→ **About this task**
For each entry below, copy the text exactly and leave out any picture.

Start of Data to process

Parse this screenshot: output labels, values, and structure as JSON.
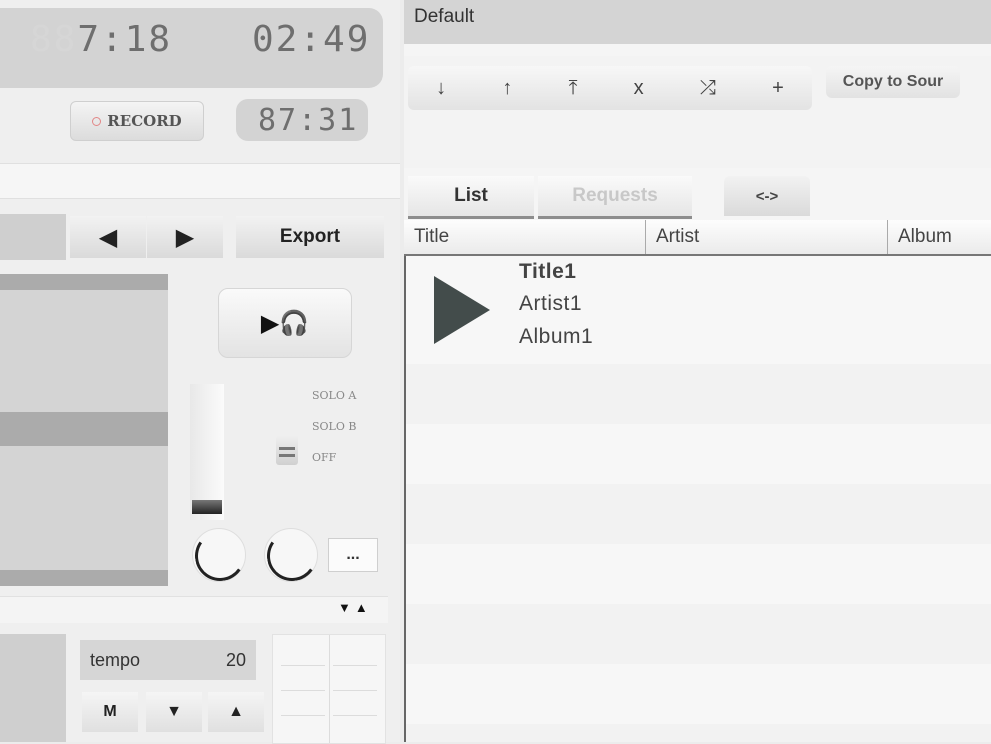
{
  "transport": {
    "elapsed_ghost": "88",
    "elapsed": "7:18",
    "remaining": "02:49",
    "record_label": "RECORD",
    "counter": "87:31"
  },
  "navigation": {
    "prev_icon": "◀",
    "next_icon": "▶",
    "export_label": "Export"
  },
  "preview": {
    "label": "▶🎧"
  },
  "solo": {
    "solo_a": "SOLO A",
    "solo_b": "SOLO B",
    "off": "OFF"
  },
  "more_label": "...",
  "sort_arrows": "▼▲",
  "tempo": {
    "label": "tempo",
    "value": "20",
    "m_label": "M",
    "down_icon": "▼",
    "up_icon": "▲"
  },
  "playlist": {
    "name": "Default",
    "toolbar_icons": [
      "↓",
      "↑",
      "⤒",
      "x",
      "⤮",
      "+"
    ],
    "copy_label": "Copy to Sour",
    "tabs": {
      "list": "List",
      "requests": "Requests",
      "swap": "<->"
    },
    "columns": {
      "title": "Title",
      "artist": "Artist",
      "album": "Album"
    },
    "tracks": [
      {
        "title": "Title1",
        "artist": "Artist1",
        "album": "Album1"
      }
    ]
  }
}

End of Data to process

→ **Task response**
Parse this screenshot: output labels, values, and structure as JSON.
{
  "transport": {
    "elapsed_ghost": "88",
    "elapsed": "7:18",
    "remaining": "02:49",
    "record_label": "RECORD",
    "counter": "87:31"
  },
  "navigation": {
    "prev_icon": "◀",
    "next_icon": "▶",
    "export_label": "Export"
  },
  "preview": {
    "label": "▶🎧"
  },
  "solo": {
    "solo_a": "SOLO A",
    "solo_b": "SOLO B",
    "off": "OFF"
  },
  "more_label": "...",
  "sort_arrows": "▼▲",
  "tempo": {
    "label": "tempo",
    "value": "20",
    "m_label": "M",
    "down_icon": "▼",
    "up_icon": "▲"
  },
  "playlist": {
    "name": "Default",
    "toolbar_icons": [
      "↓",
      "↑",
      "⤒",
      "x",
      "⤮",
      "+"
    ],
    "copy_label": "Copy to Sour",
    "tabs": {
      "list": "List",
      "requests": "Requests",
      "swap": "<->"
    },
    "columns": {
      "title": "Title",
      "artist": "Artist",
      "album": "Album"
    },
    "tracks": [
      {
        "title": "Title1",
        "artist": "Artist1",
        "album": "Album1"
      }
    ]
  }
}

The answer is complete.